Regulators in US, UK, EU All Alarmed By Chip Maker Nvidia's $40B Deal to Buy Chip Designer

Regulators in the U.S., U.K., and the European Union are all alarmed by chipmaker Nvidia Corporation's $40 billion deal to buy chip designer Arm Ltd. from the Japanese technology company Softbank.

On Thursday, the Federal Trade Commission filed a lawsuit to block the deal, saying it make the Nvidia, based in Santa Clara, California, so powerful that it could hinder opportunities for new technology from elsewhere.

U.K. and E.U. regulators have also begun investigations on the deal due to concerns about competition, The Associated Press reported.

The deal has some concerned that Arm, based in the U.K., would stop licensing chip designs to tech companies, including competitors of Nvidia.

"The FTC is suing to block the largest semiconductor chip merger in history to prevent a chip conglomerate from stifling the innovation pipeline for next-generation technologies," FTC Bureau of Competition Director Holly Vedova said in a news release. "This proposed deal would distort Arm's incentives in chip markets and allow the combined firm to unfairly undermine Nvidia's rivals."

The FTC claimed that the deal would give Nvidia control over the technology that other companies need to manufacture their chips. Competitors in markets where Nvidia designs with Arm-based technology could be hurt, the FTC says.

Nvidia said that by buying Arm, it could "create the world's premier computing company for the age of AI."

The company also said it would "continue to work to demonstrate that this transaction will benefit the industry and promote competition." It said it is "committed to preserving Arm's open licensing model and ensuring that its IP is available to all interested licensees, current and future."

The company said it will "vigorously contest" the FTC's lawsuit.
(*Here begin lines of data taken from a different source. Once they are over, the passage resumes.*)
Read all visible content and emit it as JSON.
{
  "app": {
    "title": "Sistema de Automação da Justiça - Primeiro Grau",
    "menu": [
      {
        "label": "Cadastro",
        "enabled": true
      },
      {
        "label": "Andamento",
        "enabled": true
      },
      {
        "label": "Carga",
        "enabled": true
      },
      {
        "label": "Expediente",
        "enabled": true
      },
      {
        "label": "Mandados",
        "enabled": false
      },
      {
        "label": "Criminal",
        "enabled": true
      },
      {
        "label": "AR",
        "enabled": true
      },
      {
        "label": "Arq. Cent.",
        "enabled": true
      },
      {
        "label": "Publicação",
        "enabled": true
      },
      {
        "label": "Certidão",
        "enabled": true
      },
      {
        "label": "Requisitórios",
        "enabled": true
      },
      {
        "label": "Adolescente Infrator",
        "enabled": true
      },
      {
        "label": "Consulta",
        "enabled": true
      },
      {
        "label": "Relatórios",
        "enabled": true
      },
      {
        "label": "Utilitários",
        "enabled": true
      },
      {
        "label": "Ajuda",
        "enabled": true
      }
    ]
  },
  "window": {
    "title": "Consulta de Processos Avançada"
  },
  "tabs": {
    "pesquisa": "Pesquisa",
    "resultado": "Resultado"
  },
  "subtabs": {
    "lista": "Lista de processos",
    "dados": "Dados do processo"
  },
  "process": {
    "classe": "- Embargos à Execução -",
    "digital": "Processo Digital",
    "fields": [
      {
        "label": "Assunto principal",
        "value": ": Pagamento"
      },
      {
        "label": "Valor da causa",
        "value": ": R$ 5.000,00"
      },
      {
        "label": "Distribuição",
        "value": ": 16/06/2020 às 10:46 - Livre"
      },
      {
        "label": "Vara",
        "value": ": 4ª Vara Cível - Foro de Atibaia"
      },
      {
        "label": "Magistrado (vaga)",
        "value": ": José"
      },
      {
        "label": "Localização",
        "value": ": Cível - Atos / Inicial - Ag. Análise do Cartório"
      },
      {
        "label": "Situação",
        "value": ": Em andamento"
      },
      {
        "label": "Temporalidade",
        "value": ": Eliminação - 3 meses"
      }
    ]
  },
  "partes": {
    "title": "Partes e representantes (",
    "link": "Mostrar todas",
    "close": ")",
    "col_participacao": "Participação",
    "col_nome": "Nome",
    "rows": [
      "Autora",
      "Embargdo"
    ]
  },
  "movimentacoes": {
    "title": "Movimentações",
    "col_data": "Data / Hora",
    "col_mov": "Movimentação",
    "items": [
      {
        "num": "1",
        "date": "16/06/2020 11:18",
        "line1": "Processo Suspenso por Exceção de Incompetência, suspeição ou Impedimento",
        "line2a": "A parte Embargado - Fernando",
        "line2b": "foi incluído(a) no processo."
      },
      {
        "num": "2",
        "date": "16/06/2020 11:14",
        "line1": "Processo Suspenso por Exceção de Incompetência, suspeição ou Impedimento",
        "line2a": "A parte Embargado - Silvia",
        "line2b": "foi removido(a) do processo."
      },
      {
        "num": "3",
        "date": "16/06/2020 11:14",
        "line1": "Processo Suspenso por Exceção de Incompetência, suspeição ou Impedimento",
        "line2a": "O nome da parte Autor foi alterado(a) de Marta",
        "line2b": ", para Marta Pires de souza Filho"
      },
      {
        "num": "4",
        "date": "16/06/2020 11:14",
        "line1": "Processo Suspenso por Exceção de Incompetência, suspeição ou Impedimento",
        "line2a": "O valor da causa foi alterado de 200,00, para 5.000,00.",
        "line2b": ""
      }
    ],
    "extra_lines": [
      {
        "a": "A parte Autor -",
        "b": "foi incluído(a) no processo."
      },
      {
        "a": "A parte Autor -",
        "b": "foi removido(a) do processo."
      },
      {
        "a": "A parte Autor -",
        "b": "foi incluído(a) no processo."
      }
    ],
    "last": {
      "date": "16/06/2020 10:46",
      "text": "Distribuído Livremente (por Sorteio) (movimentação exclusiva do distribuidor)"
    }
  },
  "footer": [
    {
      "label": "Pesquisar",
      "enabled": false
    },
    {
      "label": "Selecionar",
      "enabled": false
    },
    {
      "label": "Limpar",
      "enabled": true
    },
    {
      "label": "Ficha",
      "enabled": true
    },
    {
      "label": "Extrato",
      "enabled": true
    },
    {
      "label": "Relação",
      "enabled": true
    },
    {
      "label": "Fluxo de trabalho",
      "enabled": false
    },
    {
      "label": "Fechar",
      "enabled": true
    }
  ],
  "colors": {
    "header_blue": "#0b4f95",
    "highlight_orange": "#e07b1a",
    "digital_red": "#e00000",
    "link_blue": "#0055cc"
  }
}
For more reporting from the Associated Press, see below.

Nvidia Corp., Arm Ltd., FTC Lawsuit
People gather in the Nvidia booth at the Mobile World Congress mobile phone trade show Thursday, Feb. 27, 2014 in Barcelona, Spain. The Federal Trade Commission on Thursday, Dec. 2, 2021 sued to block graphics chip maker Nvidia’s $40 billion purchase of chip designer Arm, saying the deal would create a powerful company that could hurt the growth of new technologies. Manu Fernandez/AP Photo, File

Many of the world's smartphones run on Arm's chip designs and it is a vital supplier for companies like Apple and Samsung. It's also an innovator in chip technology that can power artificial intelligence for connected devices like medical sensors. Nvidia's chips are essential to computers and data centers and the company says it has a wide range of competitors, from chip makers like AMD, Intel and Qualcomm, to computer networking provider Cisco and tech giants Google and Amazon.

An Arm spokesperson referred questions to Nvidia. A Softbank spokesperson did not immediately reply to a request for comment.

The FTC said its four commissioners voted unanimously to file the complaint and a trial is scheduled to begin in August 2022.

President Joe Biden has called for federal regulators to give closer scrutiny to mergers and aimed at anticompetitive conduct in U.S. industry. He installed Big Tech critic Lina Khan as head of the FTC.

Nvidia Corp., Arm Ltd., FTC Lawsuit
Nvidia Corp. said the company is “committed to preserving Arm’s open licensing model and ensuring that its IP is available to all interested licensees, current and future.” It will "vigorously contest" the Federal Trade Commission's lawsuit to block their deal with Softbank to buy Arm Ltd. In this photo, a pedestrian walks past a SoftBank telecommunications store on a street in Tokyo on September 14, 2020. Kazuhiro Nogi/AFP via Getty Images